ACTION NEEDED: Residents beg for colony of bats to be moved. Glenda Riley

Thousands of bats contaminate water, keep children indoors

WHEN Amanda Watts drives home with thousands of bats flying overhead from the nearby Caves Rd colony, she has to switch on her windscreen wipers "because of the wee".

Ms Watts, who said 3000-4000 bats were defecating over "our roof, our yard and our cars", she couldn't drink her tank water, doesn't let her daughter play outside when bats are around and is worried about safety risks.

"I can boil my water to drink so I don't drink out of the tap. But I've still got to brush my teeth and shower.

"I can't be 100 per cent safe from what's happening.

"I have had a dead bat in my garden. And my daughter knows to stay inside at certain times of the day and she's a really outside kid."

The bats, which returned in January are expected to move on when the weather cools, "squeal all night and the smell is revolting", Ms Watts said.

"They're coming back in larger colonies so, if we let this go for another 12 months, next year will be bad. There's just no place for them in a built-up area."

Ms Watts wants the colony to be moved.

"I don't expect them to be shot but I'd like to see action taken for them to be moved. Someone needs to try and come up with something."

The Caves Rd problem, which has triggered a political wrangle surrounding potential solutions and calls for action, isn't an easy fix.

Southern Downs Mayor Tracy Dobie said this week living with wildlife "is part of what we put with in this country. And it is an issue for us, there's no doubt".

She said the State Government had placed "a lot" of restrictions on bat management and state approval of mitigation permits requesting a colony be moved were rare, with past requests resulting in permission being granted once.

"We can apply for a permit, but there's no guarantee it would be approved, because the bats move on themselves.

"So right now," Cr Dobie said, "there's not a lot we can do because the bats will move on."

She saideven if a council request for removal was approved, "we can't control where they go. Are we just moving them on to another town?"
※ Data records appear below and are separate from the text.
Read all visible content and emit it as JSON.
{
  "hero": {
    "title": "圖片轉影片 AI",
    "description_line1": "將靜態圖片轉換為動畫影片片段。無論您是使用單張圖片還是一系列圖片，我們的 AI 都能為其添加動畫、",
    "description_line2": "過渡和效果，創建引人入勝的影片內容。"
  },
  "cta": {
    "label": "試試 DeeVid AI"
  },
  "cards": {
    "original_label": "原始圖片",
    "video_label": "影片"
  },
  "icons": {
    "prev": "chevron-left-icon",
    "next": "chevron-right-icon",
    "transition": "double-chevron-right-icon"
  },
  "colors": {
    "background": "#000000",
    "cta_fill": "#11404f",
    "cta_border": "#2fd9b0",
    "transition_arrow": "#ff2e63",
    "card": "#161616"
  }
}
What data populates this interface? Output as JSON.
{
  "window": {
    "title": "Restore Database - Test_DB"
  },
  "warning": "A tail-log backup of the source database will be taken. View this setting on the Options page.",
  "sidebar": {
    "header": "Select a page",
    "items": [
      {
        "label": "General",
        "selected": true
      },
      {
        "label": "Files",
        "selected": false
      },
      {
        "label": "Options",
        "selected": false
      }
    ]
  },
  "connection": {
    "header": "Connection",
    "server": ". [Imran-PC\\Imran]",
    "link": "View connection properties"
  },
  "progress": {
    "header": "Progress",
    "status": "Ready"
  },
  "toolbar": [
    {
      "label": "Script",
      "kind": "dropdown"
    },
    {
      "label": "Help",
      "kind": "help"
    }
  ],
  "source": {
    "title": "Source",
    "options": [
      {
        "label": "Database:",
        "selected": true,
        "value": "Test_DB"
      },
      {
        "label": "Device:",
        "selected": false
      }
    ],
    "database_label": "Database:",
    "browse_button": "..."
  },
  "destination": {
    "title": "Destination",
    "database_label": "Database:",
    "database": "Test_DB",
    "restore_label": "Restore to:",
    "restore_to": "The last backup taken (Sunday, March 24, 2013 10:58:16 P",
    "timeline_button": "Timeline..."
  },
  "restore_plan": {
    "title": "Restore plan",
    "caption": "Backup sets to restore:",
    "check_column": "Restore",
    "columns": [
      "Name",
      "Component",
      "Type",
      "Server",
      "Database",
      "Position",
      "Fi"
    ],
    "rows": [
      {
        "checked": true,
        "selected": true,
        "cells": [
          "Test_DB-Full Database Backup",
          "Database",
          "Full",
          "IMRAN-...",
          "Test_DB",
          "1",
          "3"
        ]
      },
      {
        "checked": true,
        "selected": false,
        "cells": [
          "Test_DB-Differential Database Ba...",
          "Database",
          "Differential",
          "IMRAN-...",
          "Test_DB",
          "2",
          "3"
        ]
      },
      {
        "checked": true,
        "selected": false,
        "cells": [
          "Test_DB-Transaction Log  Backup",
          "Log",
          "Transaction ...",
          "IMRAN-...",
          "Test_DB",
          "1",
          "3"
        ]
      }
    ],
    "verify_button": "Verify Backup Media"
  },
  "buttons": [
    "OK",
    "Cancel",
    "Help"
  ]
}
Member for Southern Downs James Lister and Opposition spokesman for Environment, Science and the Great Barrier Reef Trevor Watts and Tourism David Crisafulli joined local Cr Vic Pennisi in Stanthorpe last weekend where the issue was discussed and calls were made for the State Government to take action.

"We want the State Government to stop dragging the chain when councils apply to move flying fox colonies on," Mr Lister said.

"All local residents are asking for are the tools to deal with a problem which is making their lives a living hell."

Echoing the call, Mr Crisafulli said he wanted a clear direction from the Minister to "find ways to ensure these matters are dealt with quickly and efficiently".

"All we want is the state to get out of the way, stop making getting permits almost impossible for councils, and allow people to come before bats."

Environment Minister Leeanne Enoch responded to say she was "happy to have a conversation with the council".

She said this week that local councils had authority to operate under environmental acts.



Parents, educators say 'most of our kids are well behaved'

premium_icon Parents, educators say 'most of our kids are well behaved'

Teachers 'bear the brunt' of negativity in bullying crisis reports.

Good Samaritan backs project to help us impress visitors

Good Samaritan backs project to help us impress visitors

Graham Buchner wants visitors to love Warwick as much as he does

Historic religious school hosts its first same sex marriage

premium_icon Historic religious school hosts its first same sex marriage

The evolution of Warwick's ancient abbey marks a turning point.

Local Partners